In the context of selling one’s business, clarifying the seller’s goals, and measuring those goals’ financial needs with the proceeds from selling the business may best be determined by a valuation of the business. An impartial sell-side valuation may determine the need for the owner’s further preparation of the company for sale or give the “green light” to proceed with the sale of the company.
Buyers in most acquisitions attempt to acquire companies at a price no greater than its fair market value. The buy-side valuation of a target company may result in a quick decision to proceed with the acquisition or move to a new target.
Valuation analysts use two types of engagements, a Valuation or a Calculation, to estimate a company’s value.
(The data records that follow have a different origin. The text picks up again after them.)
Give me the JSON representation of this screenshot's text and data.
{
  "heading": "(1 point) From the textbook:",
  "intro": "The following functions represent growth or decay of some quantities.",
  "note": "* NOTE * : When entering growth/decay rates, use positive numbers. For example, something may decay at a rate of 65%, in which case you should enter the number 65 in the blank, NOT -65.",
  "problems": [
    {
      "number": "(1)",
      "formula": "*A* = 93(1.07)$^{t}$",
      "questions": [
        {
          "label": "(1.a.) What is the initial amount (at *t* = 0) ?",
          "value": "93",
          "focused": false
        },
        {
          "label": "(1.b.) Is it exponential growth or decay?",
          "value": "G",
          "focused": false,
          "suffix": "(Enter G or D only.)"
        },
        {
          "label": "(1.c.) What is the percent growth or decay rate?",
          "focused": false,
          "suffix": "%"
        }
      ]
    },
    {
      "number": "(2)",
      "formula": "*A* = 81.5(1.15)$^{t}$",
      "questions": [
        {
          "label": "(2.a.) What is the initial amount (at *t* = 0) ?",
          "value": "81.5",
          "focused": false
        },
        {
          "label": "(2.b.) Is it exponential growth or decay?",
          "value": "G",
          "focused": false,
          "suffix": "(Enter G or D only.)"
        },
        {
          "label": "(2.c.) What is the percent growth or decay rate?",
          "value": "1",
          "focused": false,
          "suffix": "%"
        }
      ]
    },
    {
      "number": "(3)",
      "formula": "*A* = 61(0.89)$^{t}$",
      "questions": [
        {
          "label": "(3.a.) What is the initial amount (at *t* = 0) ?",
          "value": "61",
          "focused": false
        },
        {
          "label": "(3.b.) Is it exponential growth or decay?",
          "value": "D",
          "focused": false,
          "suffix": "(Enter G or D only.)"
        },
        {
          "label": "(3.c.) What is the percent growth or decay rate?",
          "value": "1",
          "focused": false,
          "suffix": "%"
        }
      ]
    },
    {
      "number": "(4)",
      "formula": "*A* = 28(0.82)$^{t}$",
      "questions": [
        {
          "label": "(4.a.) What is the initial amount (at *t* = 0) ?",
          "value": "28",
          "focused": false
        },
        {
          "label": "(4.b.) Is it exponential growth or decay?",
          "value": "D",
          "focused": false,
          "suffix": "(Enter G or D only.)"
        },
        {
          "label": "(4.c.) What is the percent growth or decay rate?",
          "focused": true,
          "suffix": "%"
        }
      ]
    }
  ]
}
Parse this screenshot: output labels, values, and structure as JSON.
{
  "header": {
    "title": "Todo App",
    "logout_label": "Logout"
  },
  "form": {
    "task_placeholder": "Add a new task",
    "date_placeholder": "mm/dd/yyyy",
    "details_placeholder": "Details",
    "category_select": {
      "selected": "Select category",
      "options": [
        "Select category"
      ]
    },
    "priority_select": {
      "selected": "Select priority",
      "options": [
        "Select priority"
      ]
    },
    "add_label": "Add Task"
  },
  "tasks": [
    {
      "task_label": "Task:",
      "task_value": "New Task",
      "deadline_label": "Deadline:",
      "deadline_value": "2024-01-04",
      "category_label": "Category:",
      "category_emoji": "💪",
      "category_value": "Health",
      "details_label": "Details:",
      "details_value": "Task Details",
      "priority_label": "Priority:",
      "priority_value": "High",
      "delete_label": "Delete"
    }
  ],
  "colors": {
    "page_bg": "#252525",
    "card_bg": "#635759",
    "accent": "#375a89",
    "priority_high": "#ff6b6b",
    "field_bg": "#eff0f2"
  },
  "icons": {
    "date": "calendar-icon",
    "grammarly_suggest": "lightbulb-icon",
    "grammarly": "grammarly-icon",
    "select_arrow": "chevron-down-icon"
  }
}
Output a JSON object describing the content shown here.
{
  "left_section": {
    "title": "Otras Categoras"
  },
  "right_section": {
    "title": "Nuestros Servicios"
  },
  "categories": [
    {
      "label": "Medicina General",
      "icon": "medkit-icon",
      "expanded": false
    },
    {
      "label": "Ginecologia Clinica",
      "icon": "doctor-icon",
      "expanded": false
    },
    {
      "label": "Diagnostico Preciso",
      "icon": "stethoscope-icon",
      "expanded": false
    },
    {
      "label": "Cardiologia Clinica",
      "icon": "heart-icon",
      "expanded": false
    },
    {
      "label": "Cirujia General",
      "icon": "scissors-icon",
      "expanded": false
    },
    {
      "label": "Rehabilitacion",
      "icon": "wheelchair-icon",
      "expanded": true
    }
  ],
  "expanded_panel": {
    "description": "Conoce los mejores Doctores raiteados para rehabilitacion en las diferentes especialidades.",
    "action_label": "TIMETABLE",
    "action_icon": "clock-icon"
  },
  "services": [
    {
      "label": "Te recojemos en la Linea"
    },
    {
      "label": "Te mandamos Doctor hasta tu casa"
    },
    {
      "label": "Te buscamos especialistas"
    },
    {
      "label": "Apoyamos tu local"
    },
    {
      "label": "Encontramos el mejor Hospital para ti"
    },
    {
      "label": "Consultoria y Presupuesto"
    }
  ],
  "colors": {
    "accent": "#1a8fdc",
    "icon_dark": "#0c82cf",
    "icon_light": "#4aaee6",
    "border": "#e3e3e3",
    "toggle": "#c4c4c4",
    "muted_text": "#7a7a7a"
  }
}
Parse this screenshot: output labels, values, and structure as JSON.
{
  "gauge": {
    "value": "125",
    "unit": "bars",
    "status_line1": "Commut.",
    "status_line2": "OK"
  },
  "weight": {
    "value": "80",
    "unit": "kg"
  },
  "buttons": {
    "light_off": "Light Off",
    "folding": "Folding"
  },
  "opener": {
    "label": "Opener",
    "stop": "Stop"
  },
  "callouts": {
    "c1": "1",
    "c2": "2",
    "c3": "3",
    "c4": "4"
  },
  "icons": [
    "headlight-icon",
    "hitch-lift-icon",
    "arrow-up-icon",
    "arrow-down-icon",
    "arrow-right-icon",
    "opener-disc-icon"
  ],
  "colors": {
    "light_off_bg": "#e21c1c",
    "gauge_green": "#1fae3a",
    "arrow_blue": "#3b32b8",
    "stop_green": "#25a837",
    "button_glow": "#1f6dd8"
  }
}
The analysts may render his or her conclusions in a verbal or written report; a valuation report communicates results as a conclusion of value, and a calculation report communicates results as a calculation of value.